- Net income attributable to UHS was $164 million, compared to $325 million in the second quarter of 2021. That’s despite revenue rising on a year-over-year basis to $3.3 billion from to $3.2 billion.
- However, the health system — which warned investors it was experiencing a significant shortfall in operational results in June — still performed better than analysts expected, beating Wall Street expectations for earnings and revenue. Peers Tenet and HCA have also reported notable year-over-year earnings drops in the quarter.
UHS is one of the largest operators in the U.S., with 28 acute care hospitals and hundreds of behavioral health, outpatient and ambulatory facilities, along with a physician network and insurance offering.

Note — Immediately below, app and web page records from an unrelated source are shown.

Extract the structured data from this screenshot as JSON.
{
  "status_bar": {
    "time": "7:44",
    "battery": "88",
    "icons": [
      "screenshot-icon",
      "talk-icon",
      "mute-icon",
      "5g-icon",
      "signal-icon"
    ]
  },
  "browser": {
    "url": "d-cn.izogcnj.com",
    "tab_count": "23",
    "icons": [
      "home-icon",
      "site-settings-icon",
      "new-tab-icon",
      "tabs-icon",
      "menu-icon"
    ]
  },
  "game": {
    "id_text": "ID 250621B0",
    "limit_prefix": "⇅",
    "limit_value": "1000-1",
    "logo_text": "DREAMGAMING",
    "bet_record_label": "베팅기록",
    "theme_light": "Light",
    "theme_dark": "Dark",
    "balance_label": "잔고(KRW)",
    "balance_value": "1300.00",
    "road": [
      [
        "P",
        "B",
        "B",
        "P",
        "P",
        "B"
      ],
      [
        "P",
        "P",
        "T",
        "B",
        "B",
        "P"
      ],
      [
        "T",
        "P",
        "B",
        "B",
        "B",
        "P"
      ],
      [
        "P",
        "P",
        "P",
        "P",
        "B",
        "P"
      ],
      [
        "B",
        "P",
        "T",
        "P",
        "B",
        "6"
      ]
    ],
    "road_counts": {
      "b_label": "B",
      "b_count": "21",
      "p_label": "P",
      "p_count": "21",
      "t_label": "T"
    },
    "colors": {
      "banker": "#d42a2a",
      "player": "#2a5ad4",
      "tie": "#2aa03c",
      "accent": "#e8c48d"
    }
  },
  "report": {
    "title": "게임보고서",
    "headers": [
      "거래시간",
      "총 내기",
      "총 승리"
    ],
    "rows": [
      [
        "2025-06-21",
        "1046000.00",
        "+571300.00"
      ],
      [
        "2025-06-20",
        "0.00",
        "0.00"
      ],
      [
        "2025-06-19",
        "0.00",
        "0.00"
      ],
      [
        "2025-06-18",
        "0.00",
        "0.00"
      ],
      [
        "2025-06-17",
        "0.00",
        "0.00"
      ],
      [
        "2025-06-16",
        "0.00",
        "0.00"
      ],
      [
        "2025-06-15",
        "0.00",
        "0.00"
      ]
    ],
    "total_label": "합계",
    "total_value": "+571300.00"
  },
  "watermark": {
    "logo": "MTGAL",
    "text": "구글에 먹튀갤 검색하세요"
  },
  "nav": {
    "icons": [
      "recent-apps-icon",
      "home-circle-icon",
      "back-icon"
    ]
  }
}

The system’s acute hospitals saw a significant decline in COVID-19 patients in the second quarter compared to the same time last year. That drop wasn’t offset by a corresponding increase in non-COVID-19 utilization, UHS said, “resulting in significant shortfalls in revenues and earnings as compared to our original forecasts.”

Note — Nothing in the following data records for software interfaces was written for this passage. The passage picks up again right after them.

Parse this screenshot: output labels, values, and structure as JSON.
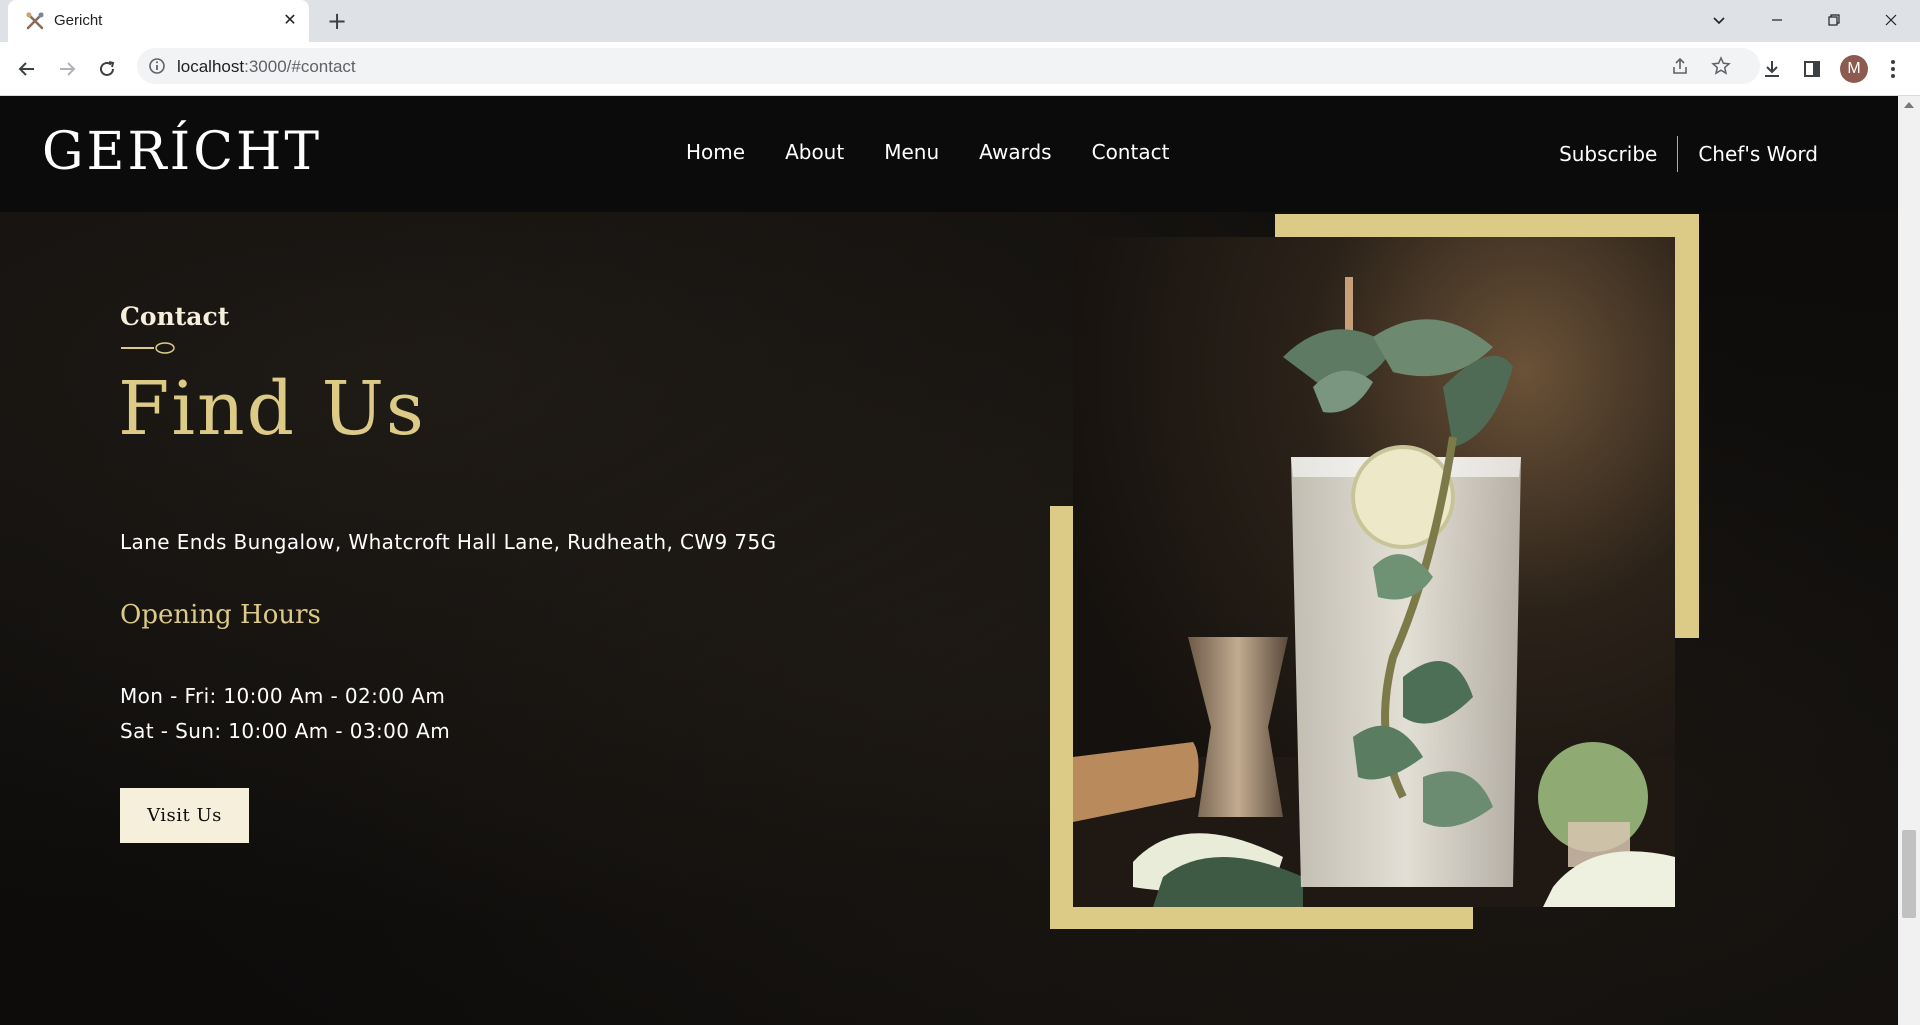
{
  "browser": {
    "tab_title": "Gericht",
    "url_host": "localhost",
    "url_rest": ":3000/#contact",
    "avatar_letter": "M"
  },
  "site": {
    "logo": "GERÍCHT",
    "nav": [
      "Home",
      "About",
      "Menu",
      "Awards",
      "Contact"
    ],
    "subscribe": "Subscribe",
    "chefs_word": "Chef's Word"
  },
  "contact": {
    "subtitle": "Contact",
    "heading": "Find Us",
    "address": "Lane Ends Bungalow, Whatcroft Hall Lane, Rudheath, CW9 75G",
    "hours_title": "Opening Hours",
    "hours": [
      "Mon - Fri: 10:00 Am - 02:00 Am",
      "Sat - Sun: 10:00 Am - 03:00 Am"
    ],
    "button": "Visit Us"
  },
  "colors": {
    "gold": "#dcca87",
    "cream": "#f5efdb",
    "black": "#0c0c0c"
  },
  "icons": [
    "back-icon",
    "forward-icon",
    "reload-icon",
    "info-icon",
    "share-icon",
    "star-icon",
    "download-icon",
    "sidepanel-icon",
    "menu-icon",
    "spoon-icon"
  ]
}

Though the decreased volumes have helped alleviate the system’s staffing shortages and resulting costs, recovery from labor pressures is occurring at a “somewhat slower pace than expected,” the system said in a Monday release on the quarter.
The nationwide shortage of nurses and other staff has been a significant operating issue for UHS and its peers. Labor scarcity is straining resources, leading systems to pivot to more expensive temporary labor, or increase wages and benefits to retain existing workers.
In some cases, it’s also impacting patient care.
“At certain facilities, particularly within our behavioral health care segment, we have been unable to fill all vacant positions and, consequently, have been required to limit patient volumes,” UHS said.
The operator has been affected more heavily by labor pressures than some of its competitors. In the second quarter, HCA’s expenses for salaries and benefits rose just 6% while Tenet’s fell 7% on a year-over-year basis. By comparison, UHS saw its salaries, wages and benefits costs rise 14%.
UHS expects these factors to continue having an unfavorable impact on its operations for the remainder of 2022.
In June, the system slashed its financial forecast for the year after grim operations in April and May, following similar moves from HCA and CHS. The new outlook assumes that staffing vacancies and the corresponding premium labor costs will continue to decline sequentially in the back half of the year, and that non-COVID-19 volumes will improve, though at a slower pace than previously thought.
The system reiterated that it plans to continue staff recruitment and retention efforts to boost operations, along with an aggressive stance on contract negotiations with its managed care payers to get a better deal on payment for services rendered.